In the past, treatment for suicidal youth focused on addressing the underlying psychiatric disorders such as major depression, and suicidal behavior was viewed only as a symptom of the underlying disorder. More recently, treatments have targeted the suicidal behavior directly to reduce risk of self-harm. The challenge is most youth with suicidal ideation or attempts do not share this information with their parents or guardians, As such, effective screening of children for suicidal ideation is critical as is educating parents, educators, and teens themselves on the signs that a child may be contemplating suicide.

In addition to addressing the underlying psychiatric disorders, psychotherapeutic interventions such as Dialectical Behavioral Therapy and Cognitive Behavioral Therapy target the suicidal thoughts and behaviors directly, and have demonstrated effectiveness in reducing suicide-related behavior. Additionally, limiting access to firearms has demonstrated effectiveness in reducing suicide.

JN: What are you looking for in a professional as far as knowledge, experience, and relatability to the patient and their family?

CP: Later this year, we will have 18 board-certified child psychiatrists, 11 child psychologists, 10 pediatric psychiatric nurse practitioners, and 20 pediatric mental health therapists on staff. All of these professionals have demonstrated expertise in the field and a commitment to providing evidence-based care.

Additionally, as an academic program, we have carefully selected our team to ensure our providers are committed to continuous learning, education, and participating in research to help identify future interventions that help children and families. With respect to relatability, we are aggressively recruiting a diverse team of clinicians that understands the challenges different parts of our community face each and every day.

JN: How does a program measure its success in outcomes?

CP: We use several symptoms scales that have been validated in research to track treatment severity and improvement with appropriate treatment. In addition, we use quality-of-life measures before and during treatment to ensure our patients are improving.

JN: What are some misconceptions that a family may have about seeking/receiving treatment for a child with a mental health issue?

CP: One that is often repeated is that mental health issues in children are rare. The truth is between one in four and one in five children will have a diagnosable psychiatric condition. Over the past 30 years, a growing body of research has demonstrated treatment is highly effective. Early identification and intervention are important because these disorders tend to be more amenable to treatment when addressed early.

JN: What are your hopes for the facility insofar as serving the needs of the community?

CP: We are hopeful families and their children will not have to wait as long for mental health care, and that there will be a wide array of services to help children with mental health concerns. We want to provide a full continuum of care ranging from preventive care to outpatient care to more intensive inpatient psychiatric care to meet children’s needs at all stages.

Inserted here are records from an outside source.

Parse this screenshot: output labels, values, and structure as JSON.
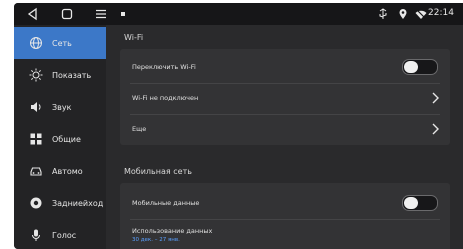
{
  "statusbar": {
    "time": "22:14",
    "nav_icons": [
      "back-icon",
      "home-icon",
      "menu-icon"
    ],
    "indicators": [
      "usb-icon",
      "location-icon",
      "wifi-off-icon"
    ]
  },
  "sidebar": {
    "items": [
      {
        "label": "Сеть",
        "icon": "globe-icon",
        "active": true
      },
      {
        "label": "Показать",
        "icon": "brightness-icon"
      },
      {
        "label": "Звук",
        "icon": "speaker-icon"
      },
      {
        "label": "Общие",
        "icon": "apps-icon"
      },
      {
        "label": "Автомо",
        "icon": "car-icon"
      },
      {
        "label": "Задниейход",
        "icon": "camera-icon"
      },
      {
        "label": "Голос",
        "icon": "microphone-icon"
      }
    ]
  },
  "content": {
    "wifi_section": {
      "title": "Wi-Fi",
      "rows": {
        "toggle_label": "Переключить Wi-Fi",
        "toggle_on": false,
        "status_label": "Wi-Fi не подключен",
        "more_label": "Еще"
      }
    },
    "mobile_section": {
      "title": "Мобильная сеть",
      "rows": {
        "data_label": "Мобильные данные",
        "data_on": false,
        "usage_label": "Использование данных",
        "usage_sub": "30 дек. – 27 янв."
      }
    }
  },
  "colors": {
    "accent": "#3c78c8",
    "background": "#2a2a2c",
    "sidebar": "#232325",
    "link": "#5aa0ff"
  }
}
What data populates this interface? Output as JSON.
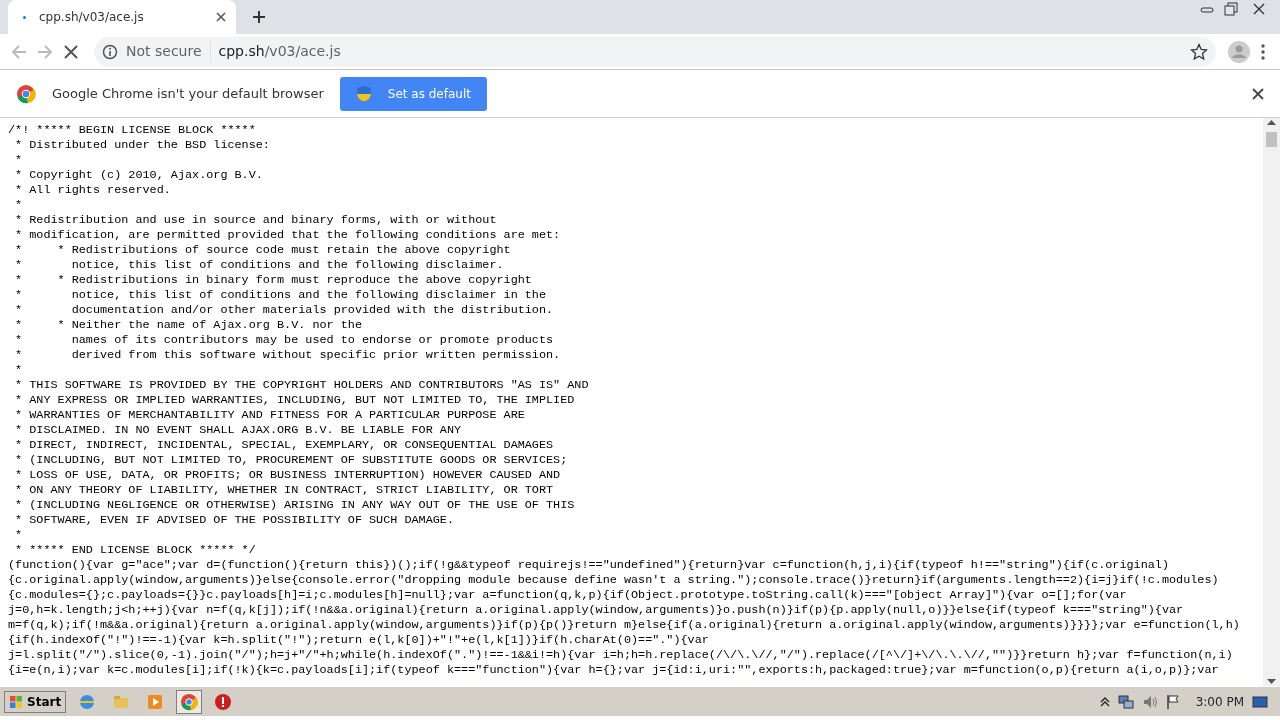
{
  "tab": {
    "title": "cpp.sh/v03/ace.js",
    "selected": true
  },
  "toolbar": {
    "loading": true,
    "security": "Not secure",
    "url_host": "cpp.sh",
    "url_path": "/v03/ace.js"
  },
  "infobar": {
    "message": "Google Chrome isn't your default browser",
    "button": "Set as default"
  },
  "code_lines": [
    "/*! ***** BEGIN LICENSE BLOCK *****",
    " * Distributed under the BSD license:",
    " *",
    " * Copyright (c) 2010, Ajax.org B.V.",
    " * All rights reserved.",
    " *",
    " * Redistribution and use in source and binary forms, with or without",
    " * modification, are permitted provided that the following conditions are met:",
    " *     * Redistributions of source code must retain the above copyright",
    " *       notice, this list of conditions and the following disclaimer.",
    " *     * Redistributions in binary form must reproduce the above copyright",
    " *       notice, this list of conditions and the following disclaimer in the",
    " *       documentation and/or other materials provided with the distribution.",
    " *     * Neither the name of Ajax.org B.V. nor the",
    " *       names of its contributors may be used to endorse or promote products",
    " *       derived from this software without specific prior written permission.",
    " *",
    " * THIS SOFTWARE IS PROVIDED BY THE COPYRIGHT HOLDERS AND CONTRIBUTORS \"AS IS\" AND",
    " * ANY EXPRESS OR IMPLIED WARRANTIES, INCLUDING, BUT NOT LIMITED TO, THE IMPLIED",
    " * WARRANTIES OF MERCHANTABILITY AND FITNESS FOR A PARTICULAR PURPOSE ARE",
    " * DISCLAIMED. IN NO EVENT SHALL AJAX.ORG B.V. BE LIABLE FOR ANY",
    " * DIRECT, INDIRECT, INCIDENTAL, SPECIAL, EXEMPLARY, OR CONSEQUENTIAL DAMAGES",
    " * (INCLUDING, BUT NOT LIMITED TO, PROCUREMENT OF SUBSTITUTE GOODS OR SERVICES;",
    " * LOSS OF USE, DATA, OR PROFITS; OR BUSINESS INTERRUPTION) HOWEVER CAUSED AND",
    " * ON ANY THEORY OF LIABILITY, WHETHER IN CONTRACT, STRICT LIABILITY, OR TORT",
    " * (INCLUDING NEGLIGENCE OR OTHERWISE) ARISING IN ANY WAY OUT OF THE USE OF THIS",
    " * SOFTWARE, EVEN IF ADVISED OF THE POSSIBILITY OF SUCH DAMAGE.",
    " *",
    " * ***** END LICENSE BLOCK ***** */",
    "(function(){var g=\"ace\";var d=(function(){return this})();if(!g&&typeof requirejs!==\"undefined\"){return}var c=function(h,j,i){if(typeof h!==\"string\"){if(c.original)",
    "{c.original.apply(window,arguments)}else{console.error(\"dropping module because define wasn't a string.\");console.trace()}return}if(arguments.length==2){i=j}if(!c.modules)",
    "{c.modules={};c.payloads={}}c.payloads[h]=i;c.modules[h]=null};var a=function(q,k,p){if(Object.prototype.toString.call(k)===\"[object Array]\"){var o=[];for(var",
    "j=0,h=k.length;j<h;++j){var n=f(q,k[j]);if(!n&&a.original){return a.original.apply(window,arguments)}o.push(n)}if(p){p.apply(null,o)}}else{if(typeof k===\"string\"){var",
    "m=f(q,k);if(!m&&a.original){return a.original.apply(window,arguments)}if(p){p()}return m}else{if(a.original){return a.original.apply(window,arguments)}}}};var e=function(l,h)",
    "{if(h.indexOf(\"!\")!==-1){var k=h.split(\"!\");return e(l,k[0])+\"!\"+e(l,k[1])}if(h.charAt(0)==\".\"){var",
    "j=l.split(\"/\").slice(0,-1).join(\"/\");h=j+\"/\"+h;while(h.indexOf(\".\")!==-1&&i!=h){var i=h;h=h.replace(/\\/\\.\\//,\"/\").replace(/[^\\/]+\\/\\.\\.\\//,\"\")}}return h};var f=function(n,i)",
    "{i=e(n,i);var k=c.modules[i];if(!k){k=c.payloads[i];if(typeof k===\"function\"){var h={};var j={id:i,uri:\"\",exports:h,packaged:true};var m=function(o,p){return a(i,o,p)};var"
  ],
  "taskbar": {
    "start": "Start",
    "clock": "3:00 PM"
  }
}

JN: Other comments?

CP: The talented mental health team at CHKD is excited at the opportunity to build programs to help families in Hampton Roads and we appreciate the support of the community.

Children’s Hospital of The King’s Daughters Children’s Pavilion is located at 401 Gresham Dr. in Norfolk.

-Debbie Burke